Roger Petry (Philosophy)
Did You Know?
Luther College offers Bundles and Bundles Plus programs! Bundles and Bundles Plus are groupings of courses hand-selected by our academic advisors to help set new students up for a successful first semester.
Luther students can sign up for the UR Guarantee program - get a guaranteed job after you graduate!
The Luther College Residence hosts multiple social events and programs throughout the year, such as Christmas Dinner, International Night, Mardi Gras, and Karaoke Night.
Every single degree program at Luther College offers an optional experiential learning component; gain real world experience and get paid while you go to school!
Luther College opened the first residence on campus in 1971, and is still a “home away from home” to students: meals, laundry, and lifelong friendship included.
Small classes = big advantages. As a federated college, Luther College classes are typically smaller. This allows for students to connect with their profs and classmates.

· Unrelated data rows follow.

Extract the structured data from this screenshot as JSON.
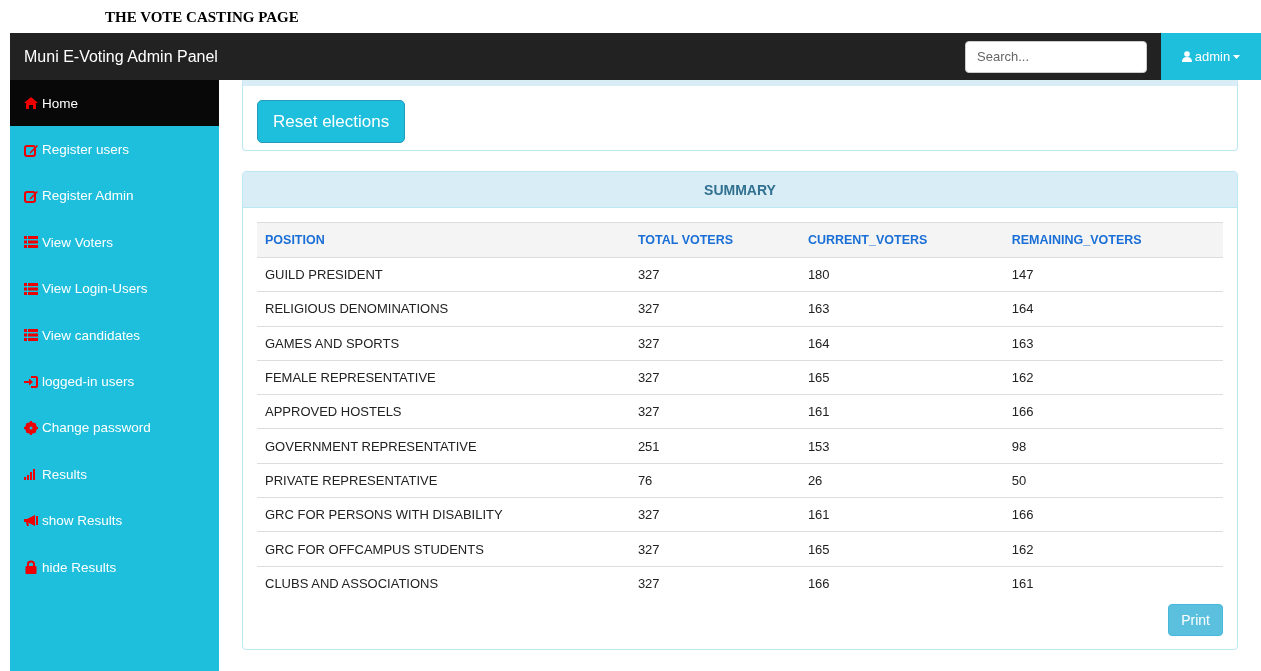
{
  "caption": "THE VOTE CASTING PAGE",
  "navbar": {
    "brand": "Muni E-Voting Admin Panel",
    "search": {
      "placeholder": "Search..."
    },
    "user": "admin"
  },
  "sidebar": {
    "items": [
      {
        "label": "Home",
        "kind": "home",
        "selected": true
      },
      {
        "label": "Register users",
        "kind": "edit",
        "selected": false
      },
      {
        "label": "Register Admin",
        "kind": "edit",
        "selected": false
      },
      {
        "label": "View Voters",
        "kind": "list",
        "selected": false
      },
      {
        "label": "View Login-Users",
        "kind": "list",
        "selected": false
      },
      {
        "label": "View candidates",
        "kind": "list",
        "selected": false
      },
      {
        "label": "logged-in users",
        "kind": "login",
        "selected": false
      },
      {
        "label": "Change password",
        "kind": "gear",
        "selected": false
      },
      {
        "label": "Results",
        "kind": "signal",
        "selected": false
      },
      {
        "label": "show Results",
        "kind": "bullhorn",
        "selected": false
      },
      {
        "label": "hide Results",
        "kind": "lock",
        "selected": false
      }
    ]
  },
  "reset_button": "Reset elections",
  "summary": {
    "title": "SUMMARY",
    "table": {
      "columns": [
        "POSITION",
        "TOTAL VOTERS",
        "CURRENT_VOTERS",
        "REMAINING_VOTERS"
      ],
      "rows": [
        [
          "GUILD PRESIDENT",
          "327",
          "180",
          "147"
        ],
        [
          "RELIGIOUS DENOMINATIONS",
          "327",
          "163",
          "164"
        ],
        [
          "GAMES AND SPORTS",
          "327",
          "164",
          "163"
        ],
        [
          "FEMALE REPRESENTATIVE",
          "327",
          "165",
          "162"
        ],
        [
          "APPROVED HOSTELS",
          "327",
          "161",
          "166"
        ],
        [
          "GOVERNMENT REPRESENTATIVE",
          "251",
          "153",
          "98"
        ],
        [
          "PRIVATE REPRESENTATIVE",
          "76",
          "26",
          "50"
        ],
        [
          "GRC FOR PERSONS WITH DISABILITY",
          "327",
          "161",
          "166"
        ],
        [
          "GRC FOR OFFCAMPUS STUDENTS",
          "327",
          "165",
          "162"
        ],
        [
          "CLUBS AND ASSOCIATIONS",
          "327",
          "166",
          "161"
        ]
      ]
    },
    "print_button": "Print"
  }
}
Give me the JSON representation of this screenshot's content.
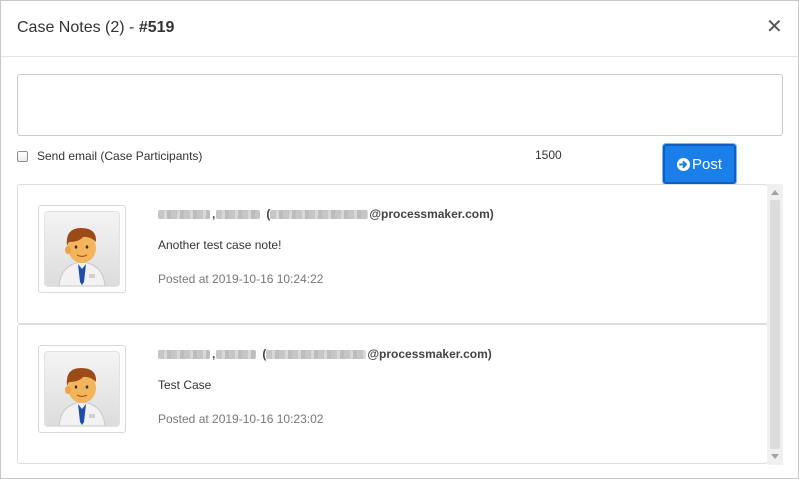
{
  "dialog": {
    "title_prefix": "Case Notes (2) - ",
    "case_number": "#519",
    "close_glyph": "✕"
  },
  "composer": {
    "textarea_value": "",
    "send_email_label": "Send email (Case Participants)",
    "send_email_checked": false,
    "char_limit": "1500",
    "post_label": "Post",
    "post_icon": "arrow-right-circle-icon"
  },
  "notes": [
    {
      "user_redacted": true,
      "email_suffix": "@processmaker.com)",
      "text": "Another test case note!",
      "posted": "Posted at 2019-10-16 10:24:22"
    },
    {
      "user_redacted": true,
      "email_suffix": "@processmaker.com)",
      "text": "Test Case",
      "posted": "Posted at 2019-10-16 10:23:02"
    }
  ],
  "colors": {
    "post_button": "#1a7fe8",
    "posted_text": "#777777"
  }
}
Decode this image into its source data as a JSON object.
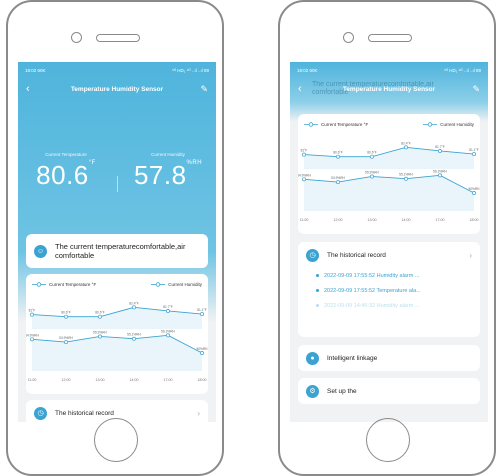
{
  "status_bar": {
    "time": "18:02 60K",
    "icons": "⁵ᴳ HD₁ ⁴ᴳ ..ıl ..ıl 89"
  },
  "header": {
    "back_icon": "back-icon",
    "title": "Temperature Humidity Sensor",
    "edit_icon": "edit-icon"
  },
  "readings": {
    "temperature": {
      "label": "Current Temperature",
      "value": "80.6",
      "unit": "°F"
    },
    "humidity": {
      "label": "Current Humidity",
      "value": "57.8",
      "unit": "%RH"
    }
  },
  "comfort": {
    "text": "The current temperaturecomfortable,air comfortable"
  },
  "chart": {
    "legend_temperature": "Current Temperature °F",
    "legend_humidity": "Current Humidity"
  },
  "chart_data": {
    "type": "line",
    "categories": [
      "11:00",
      "12:00",
      "13:00",
      "14:00",
      "17:00",
      "18:00"
    ],
    "series": [
      {
        "name": "Current Temperature °F",
        "values": [
          81,
          80.6,
          80.6,
          82.4,
          81.7,
          81.1
        ],
        "labels": [
          "81°F",
          "80.6°F",
          "80.6°F",
          "82.4°F",
          "81.7°F",
          "81.1°F"
        ]
      },
      {
        "name": "Current Humidity",
        "values": [
          54.9,
          53.9,
          55.9,
          55.1,
          56.3,
          50
        ],
        "labels": [
          "54.9%RH",
          "53.9%RH",
          "55.9%RH",
          "55.1%RH",
          "56.3%RH",
          "50%RH"
        ]
      }
    ],
    "colors": {
      "temperature": "#3aa3d2",
      "humidity": "#3aa3d2"
    }
  },
  "historical": {
    "title": "The historical record",
    "records": [
      "2022-09-09 17:55:52 Humidity alarm ...",
      "2022-09-09 17:55:52 Temperature ala...",
      "2022-09-09 14:46:32 Humidity alarm ..."
    ]
  },
  "intelligent": {
    "label": "Intelligent linkage"
  },
  "setup": {
    "label": "Set up the"
  },
  "colors": {
    "accent": "#3aa3d2",
    "header_gradient_top": "#4fb4dc",
    "background": "#f1f2f4"
  }
}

Luther students enjoy personalized one-on-one academic advising: our academic advisors are here to help you from registration to graduation.
Luther College students pay the same tuition and fees as other University of Regina students.

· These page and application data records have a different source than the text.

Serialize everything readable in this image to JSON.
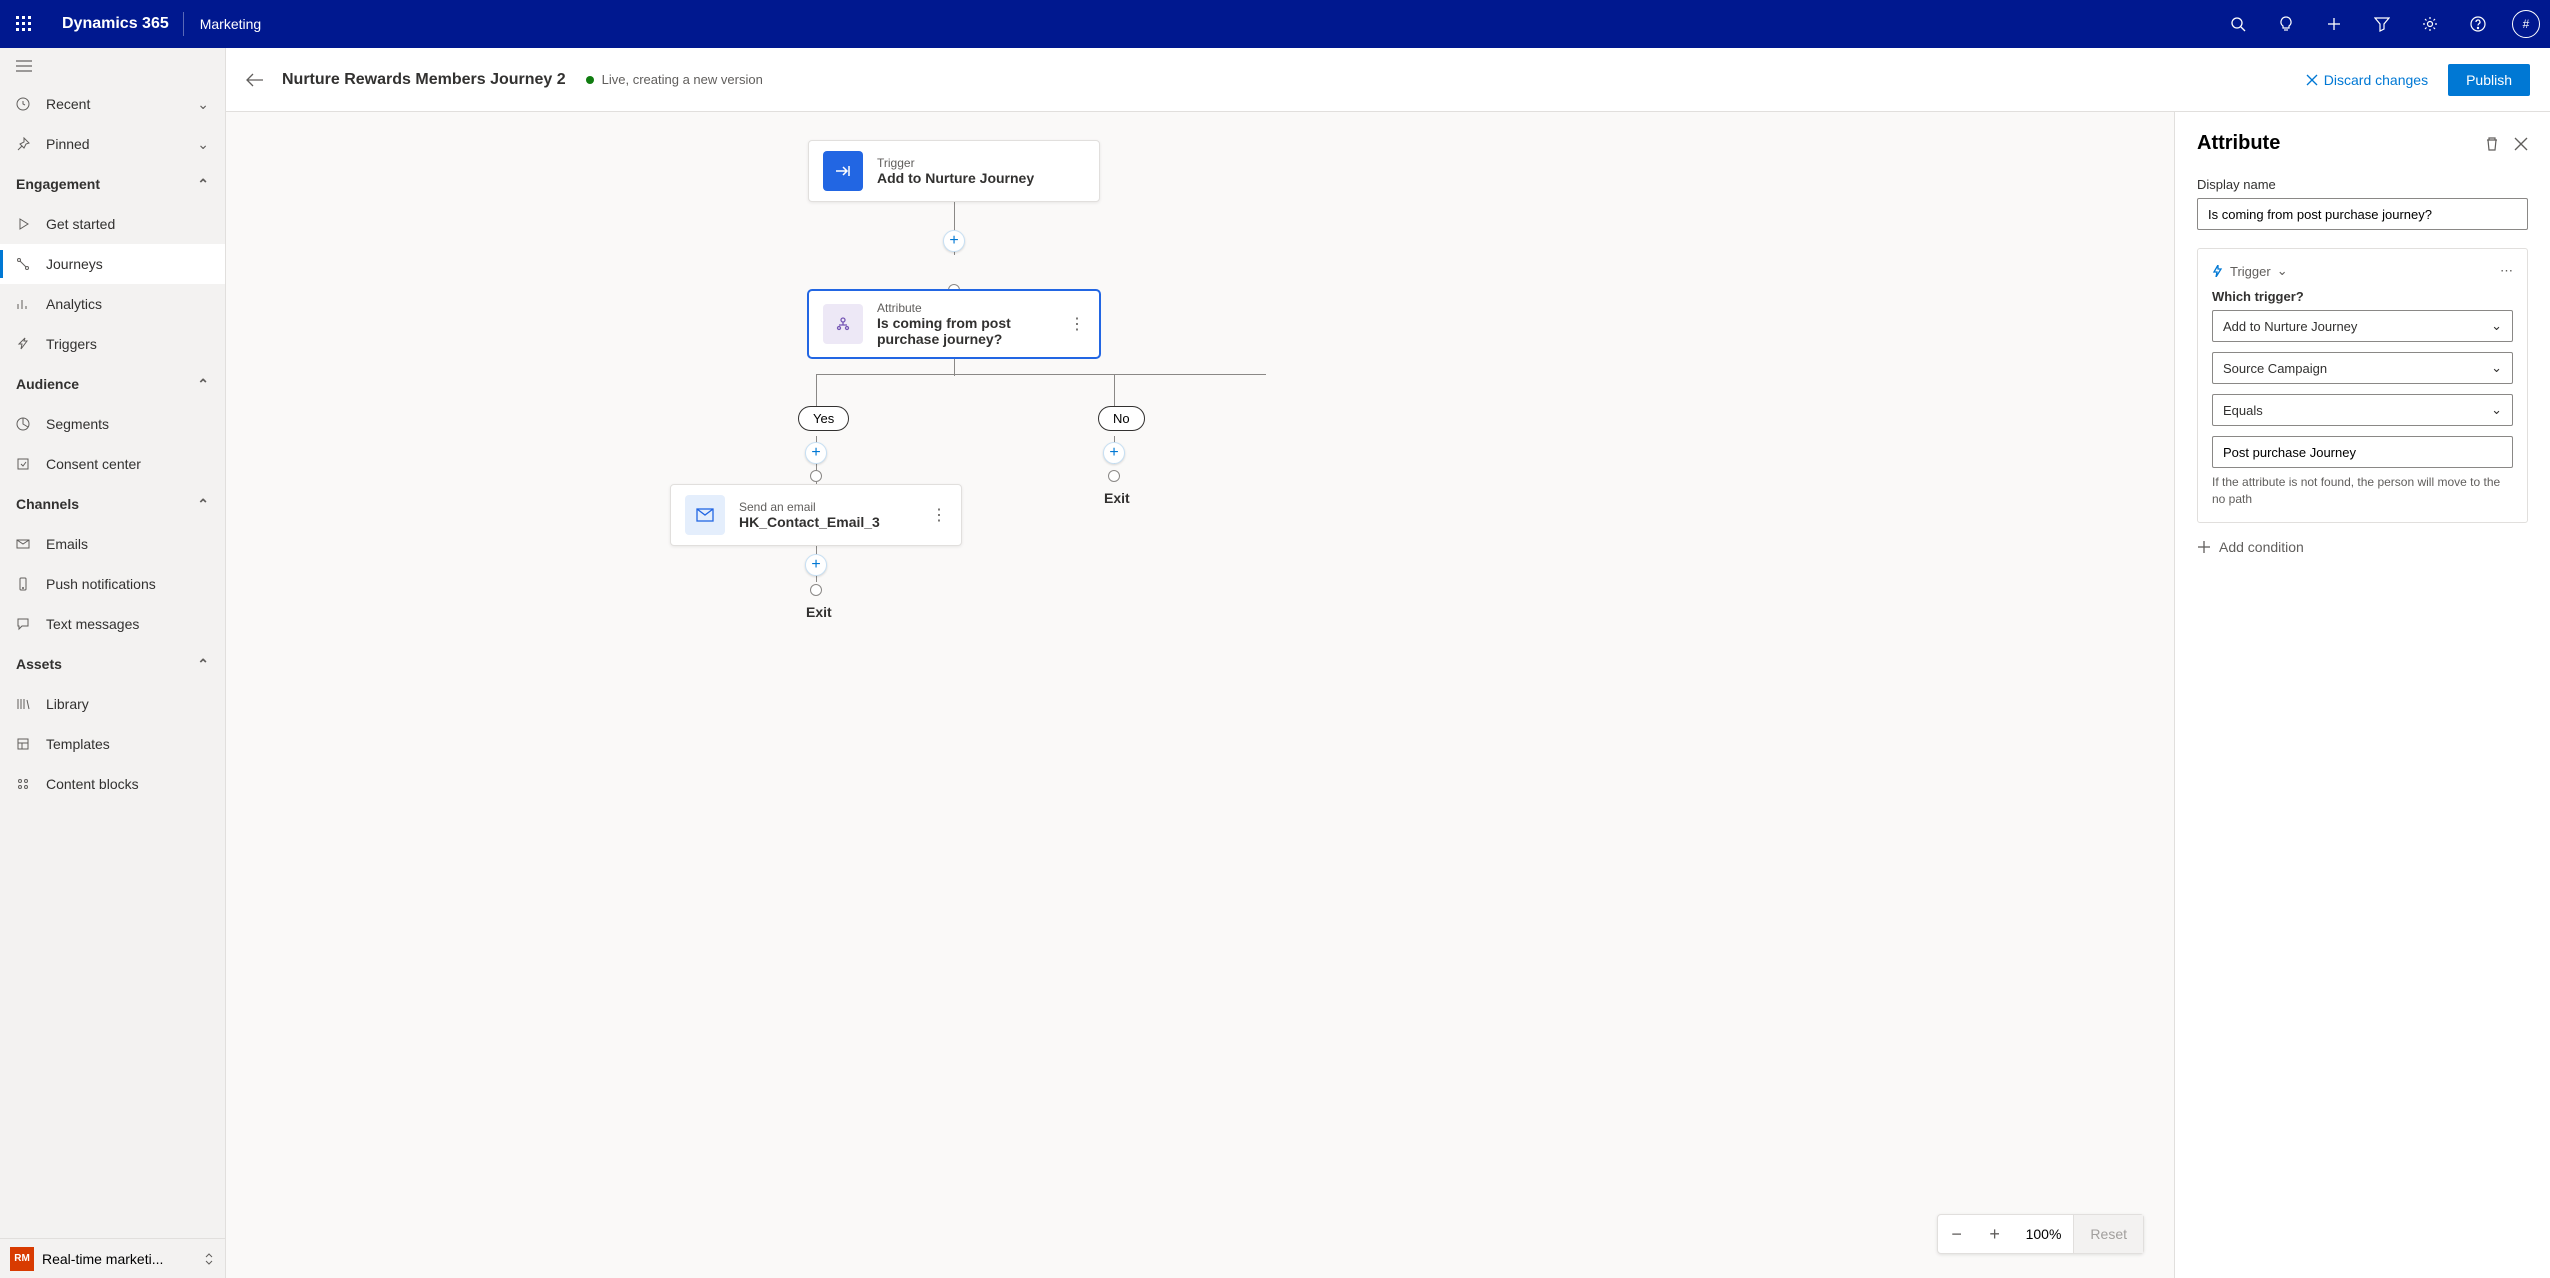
{
  "top": {
    "brand": "Dynamics 365",
    "app": "Marketing",
    "avatar": "#"
  },
  "sidebar": {
    "recent": "Recent",
    "pinned": "Pinned",
    "groups": {
      "engagement": "Engagement",
      "audience": "Audience",
      "channels": "Channels",
      "assets": "Assets"
    },
    "items": {
      "getstarted": "Get started",
      "journeys": "Journeys",
      "analytics": "Analytics",
      "triggers": "Triggers",
      "segments": "Segments",
      "consent": "Consent center",
      "emails": "Emails",
      "push": "Push notifications",
      "text": "Text messages",
      "library": "Library",
      "templates": "Templates",
      "blocks": "Content blocks"
    },
    "area": {
      "badge": "RM",
      "label": "Real-time marketi..."
    }
  },
  "header": {
    "title": "Nurture Rewards Members Journey 2",
    "status": "Live, creating a new version",
    "discard": "Discard changes",
    "publish": "Publish"
  },
  "flow": {
    "trigger_label": "Trigger",
    "trigger_title": "Add to Nurture Journey",
    "attr_label": "Attribute",
    "attr_title": "Is coming from post purchase journey?",
    "yes": "Yes",
    "no": "No",
    "email_label": "Send an email",
    "email_title": "HK_Contact_Email_3",
    "exit": "Exit"
  },
  "zoom": {
    "value": "100%",
    "reset": "Reset"
  },
  "panel": {
    "heading": "Attribute",
    "display_name_label": "Display name",
    "display_name_value": "Is coming from post purchase journey?",
    "pill": "Trigger",
    "which": "Which trigger?",
    "sel_trigger": "Add to Nurture Journey",
    "sel_field": "Source Campaign",
    "sel_op": "Equals",
    "sel_value": "Post purchase Journey",
    "note": "If the attribute is not found, the person will move to the no path",
    "addcond": "Add condition"
  }
}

A “Story from the Podium”
By Roger Petry (Philosophy)
Philosophy as a discipline has its roots in discussion. Many of the earliest philosophical writings are structured intentionally as dialogues to allow the reader to see a topic from multiple vantage points and explore relationships between ideas that naturally flow during the course of conversation. The Scottish philosopher David Hume once wrote that a dialogue composed on a “curious or interesting” subject carried the reader into the company of its characters, thereby uniting “the two greatest and purest pleasures of human life: study and society”. As a student at the University of Oxford, I experienced the art of learning through conversation first hand through its tutorial system. Unlike a lecture based system, in Oxford I would meet one-on-one each week with my subject tutor who would engage me in what I had written for that week, posing (often tough) questions and providing rival views, with the goal that we would collectively advance our understanding of a complex topic. It affirmed for me that good scholarship, at its heart, is always done in community. To this day, I encourage my students to engage in conversation in the classroom through small group activities, reviewing each other's work, or having focused discussions as a large group. Doing so requires a commitment to processes that embrace participation (talking circles, world café formats, and other structured conversations); these lead invariably in surprising, unanticipated directions. The capacity to listen intently, the courage to present one's own views, and the openness to constructive criticism by others naturally develops in such an environment and lays the foundation not only for the scholarly life, but also meaningful contributions as a citizen.